→ **Listed entries**
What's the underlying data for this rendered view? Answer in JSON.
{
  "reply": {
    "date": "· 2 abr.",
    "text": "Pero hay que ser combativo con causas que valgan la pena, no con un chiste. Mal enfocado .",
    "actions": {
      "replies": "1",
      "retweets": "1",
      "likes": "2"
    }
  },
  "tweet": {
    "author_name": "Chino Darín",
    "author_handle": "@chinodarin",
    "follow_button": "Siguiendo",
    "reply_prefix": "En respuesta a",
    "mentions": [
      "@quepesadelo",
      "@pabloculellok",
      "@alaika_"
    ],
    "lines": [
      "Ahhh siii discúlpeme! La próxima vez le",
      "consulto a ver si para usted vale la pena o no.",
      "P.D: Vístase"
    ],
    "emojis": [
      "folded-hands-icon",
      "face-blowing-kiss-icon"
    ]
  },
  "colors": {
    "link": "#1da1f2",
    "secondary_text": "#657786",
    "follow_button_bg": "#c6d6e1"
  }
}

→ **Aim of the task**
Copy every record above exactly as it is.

→ **Answer area**
What's the underlying data for this rendered view? Answer in JSON.
{
  "reply": {
    "date": "· 2 abr.",
    "text": "Pero hay que ser combativo con causas que valgan la pena, no con un chiste. Mal enfocado .",
    "actions": {
      "replies": "1",
      "retweets": "1",
      "likes": "2"
    }
  },
  "tweet": {
    "author_name": "Chino Darín",
    "author_handle": "@chinodarin",
    "follow_button": "Siguiendo",
    "reply_prefix": "En respuesta a",
    "mentions": [
      "@quepesadelo",
      "@pabloculellok",
      "@alaika_"
    ],
    "lines": [
      "Ahhh siii discúlpeme! La próxima vez le",
      "consulto a ver si para usted vale la pena o no.",
      "P.D: Vístase"
    ],
    "emojis": [
      "folded-hands-icon",
      "face-blowing-kiss-icon"
    ]
  },
  "colors": {
    "link": "#1da1f2",
    "secondary_text": "#657786",
    "follow_button_bg": "#c6d6e1"
  }
}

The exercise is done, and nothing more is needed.